[App and web page records]
_ _ _ _

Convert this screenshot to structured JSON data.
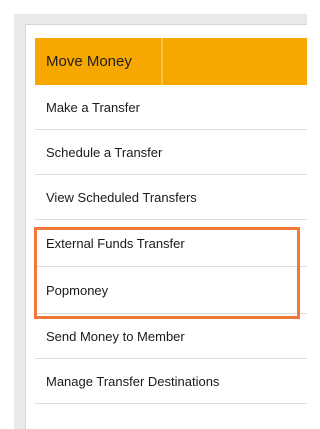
{
  "colors": {
    "header_bg": "#f7a800",
    "header_text": "#1f1f1f",
    "highlight_border": "#f0783a",
    "divider": "#dcdcdc",
    "frame": "#e9e9e9"
  },
  "nav": {
    "header": "Move Money",
    "items": [
      {
        "label": "Make a Transfer"
      },
      {
        "label": "Schedule a Transfer"
      },
      {
        "label": "View Scheduled Transfers"
      },
      {
        "label": "External Funds Transfer"
      },
      {
        "label": "Popmoney"
      },
      {
        "label": "Send Money to Member"
      },
      {
        "label": "Manage Transfer Destinations"
      }
    ]
  }
}
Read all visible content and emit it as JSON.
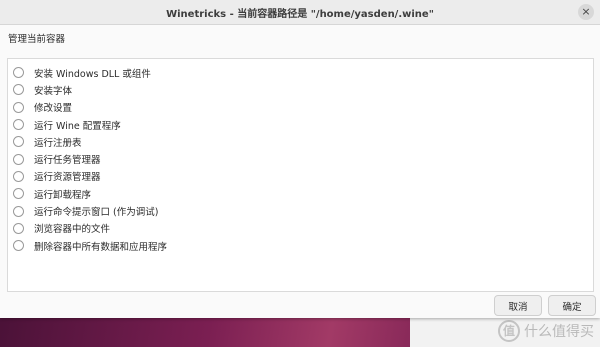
{
  "window": {
    "title": "Winetricks - 当前容器路径是 \"/home/yasden/.wine\"",
    "close_icon": "×"
  },
  "group_label": "管理当前容器",
  "items": [
    {
      "label": "安装 Windows DLL 或组件",
      "selected": false
    },
    {
      "label": "安装字体",
      "selected": false
    },
    {
      "label": "修改设置",
      "selected": false
    },
    {
      "label": "运行 Wine 配置程序",
      "selected": false
    },
    {
      "label": "运行注册表",
      "selected": false
    },
    {
      "label": "运行任务管理器",
      "selected": false
    },
    {
      "label": "运行资源管理器",
      "selected": false
    },
    {
      "label": "运行卸载程序",
      "selected": false
    },
    {
      "label": "运行命令提示窗口 (作为调试)",
      "selected": false
    },
    {
      "label": "浏览容器中的文件",
      "selected": false
    },
    {
      "label": "删除容器中所有数据和应用程序",
      "selected": false
    }
  ],
  "buttons": {
    "cancel": "取消",
    "ok": "确定"
  },
  "watermark": {
    "icon": "值",
    "text": "什么值得买"
  }
}
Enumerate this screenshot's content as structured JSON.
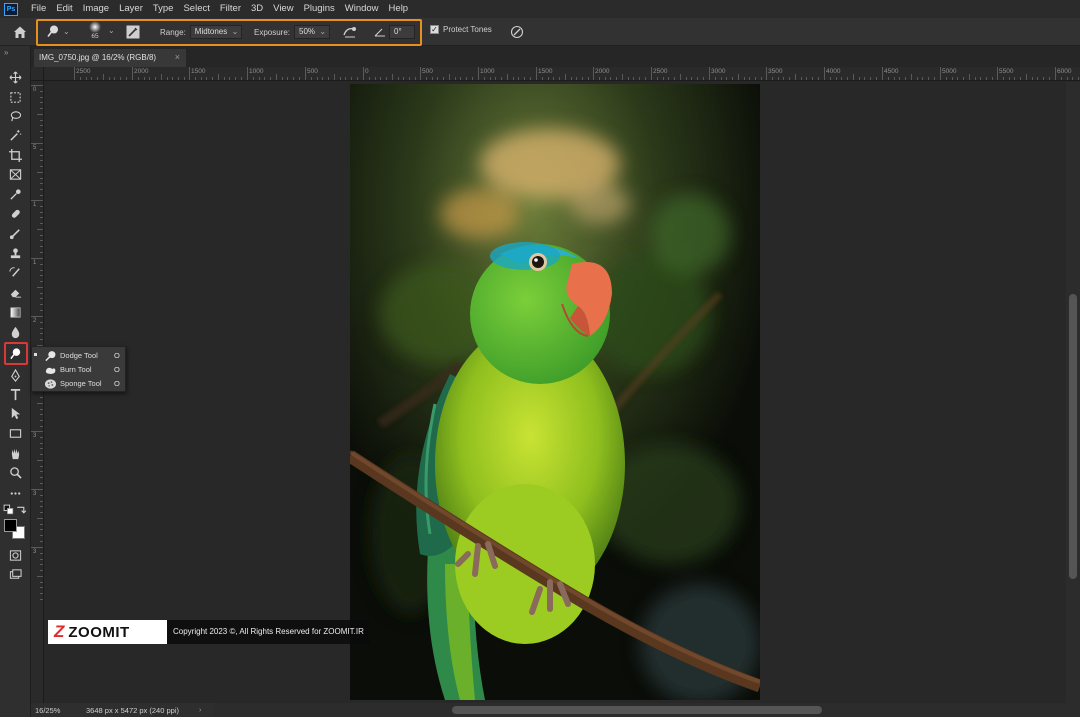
{
  "app": {
    "logo_text": "Ps"
  },
  "menubar": {
    "items": [
      "File",
      "Edit",
      "Image",
      "Layer",
      "Type",
      "Select",
      "Filter",
      "3D",
      "View",
      "Plugins",
      "Window",
      "Help"
    ]
  },
  "options": {
    "brush_size": "65",
    "range_label": "Range:",
    "range_value": "Midtones",
    "exposure_label": "Exposure:",
    "exposure_value": "50%",
    "angle_value": "0°",
    "protect_tones_label": "Protect Tones",
    "protect_tones_checked": true,
    "highlight_color": "#e8901e"
  },
  "document": {
    "tab_title": "IMG_0750.jpg @ 16/2% (RGB/8)",
    "zoom": "16/25%",
    "info": "3648 px x 5472 px (240 ppi)"
  },
  "ruler": {
    "h_labels": [
      "2500",
      "2000",
      "1500",
      "1000",
      "500",
      "0",
      "500",
      "1000",
      "1500",
      "2000",
      "2500",
      "3000",
      "3500",
      "4000",
      "4500",
      "5000",
      "5500",
      "6000"
    ],
    "v_labels": [
      "0",
      "5",
      "1",
      "1",
      "2",
      "2",
      "3",
      "3",
      "3"
    ]
  },
  "toolbar": {
    "active_tool": "dodge-tool",
    "highlight_color": "#d83a3a"
  },
  "flyout": {
    "items": [
      {
        "label": "Dodge Tool",
        "key": "O",
        "icon": "dodge-icon",
        "selected": true
      },
      {
        "label": "Burn Tool",
        "key": "O",
        "icon": "burn-icon",
        "selected": false
      },
      {
        "label": "Sponge Tool",
        "key": "O",
        "icon": "sponge-icon",
        "selected": false
      }
    ]
  },
  "watermark": {
    "logo_mark": "Z",
    "logo_name": "ZOOMIT",
    "copyright": "Copyright 2023 ©, All Rights Reserved for ZOOMIT.IR"
  }
}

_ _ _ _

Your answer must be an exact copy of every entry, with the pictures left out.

Convert this screenshot to structured JSON data.
{
  "colors": {
    "header_bg": "#f7a800",
    "header_text": "#1f1f1f",
    "highlight_border": "#f0783a",
    "divider": "#dcdcdc",
    "frame": "#e9e9e9"
  },
  "nav": {
    "header": "Move Money",
    "items": [
      {
        "label": "Make a Transfer"
      },
      {
        "label": "Schedule a Transfer"
      },
      {
        "label": "View Scheduled Transfers"
      },
      {
        "label": "External Funds Transfer"
      },
      {
        "label": "Popmoney"
      },
      {
        "label": "Send Money to Member"
      },
      {
        "label": "Manage Transfer Destinations"
      }
    ]
  }
}
Read all visible content and emit it as JSON.
{
  "window": {
    "title": "Winetricks - 当前容器路径是 \"/home/yasden/.wine\"",
    "close_icon": "×"
  },
  "group_label": "管理当前容器",
  "items": [
    {
      "label": "安装 Windows DLL 或组件",
      "selected": false
    },
    {
      "label": "安装字体",
      "selected": false
    },
    {
      "label": "修改设置",
      "selected": false
    },
    {
      "label": "运行 Wine 配置程序",
      "selected": false
    },
    {
      "label": "运行注册表",
      "selected": false
    },
    {
      "label": "运行任务管理器",
      "selected": false
    },
    {
      "label": "运行资源管理器",
      "selected": false
    },
    {
      "label": "运行卸载程序",
      "selected": false
    },
    {
      "label": "运行命令提示窗口 (作为调试)",
      "selected": false
    },
    {
      "label": "浏览容器中的文件",
      "selected": false
    },
    {
      "label": "删除容器中所有数据和应用程序",
      "selected": false
    }
  ],
  "buttons": {
    "cancel": "取消",
    "ok": "确定"
  },
  "watermark": {
    "icon": "值",
    "text": "什么值得买"
  }
}
Enumerate this screenshot's content as structured JSON.
{
  "app": {
    "logo_text": "Ps"
  },
  "menubar": {
    "items": [
      "File",
      "Edit",
      "Image",
      "Layer",
      "Type",
      "Select",
      "Filter",
      "3D",
      "View",
      "Plugins",
      "Window",
      "Help"
    ]
  },
  "options": {
    "brush_size": "65",
    "range_label": "Range:",
    "range_value": "Midtones",
    "exposure_label": "Exposure:",
    "exposure_value": "50%",
    "angle_value": "0°",
    "protect_tones_label": "Protect Tones",
    "protect_tones_checked": true,
    "highlight_color": "#e8901e"
  },
  "document": {
    "tab_title": "IMG_0750.jpg @ 16/2% (RGB/8)",
    "zoom": "16/25%",
    "info": "3648 px x 5472 px (240 ppi)"
  },
  "ruler": {
    "h_labels": [
      "2500",
      "2000",
      "1500",
      "1000",
      "500",
      "0",
      "500",
      "1000",
      "1500",
      "2000",
      "2500",
      "3000",
      "3500",
      "4000",
      "4500",
      "5000",
      "5500",
      "6000"
    ],
    "v_labels": [
      "0",
      "5",
      "1",
      "1",
      "2",
      "2",
      "3",
      "3",
      "3"
    ]
  },
  "toolbar": {
    "active_tool": "dodge-tool",
    "highlight_color": "#d83a3a"
  },
  "flyout": {
    "items": [
      {
        "label": "Dodge Tool",
        "key": "O",
        "icon": "dodge-icon",
        "selected": true
      },
      {
        "label": "Burn Tool",
        "key": "O",
        "icon": "burn-icon",
        "selected": false
      },
      {
        "label": "Sponge Tool",
        "key": "O",
        "icon": "sponge-icon",
        "selected": false
      }
    ]
  },
  "watermark": {
    "logo_mark": "Z",
    "logo_name": "ZOOMIT",
    "copyright": "Copyright 2023 ©, All Rights Reserved for ZOOMIT.IR"
  }
}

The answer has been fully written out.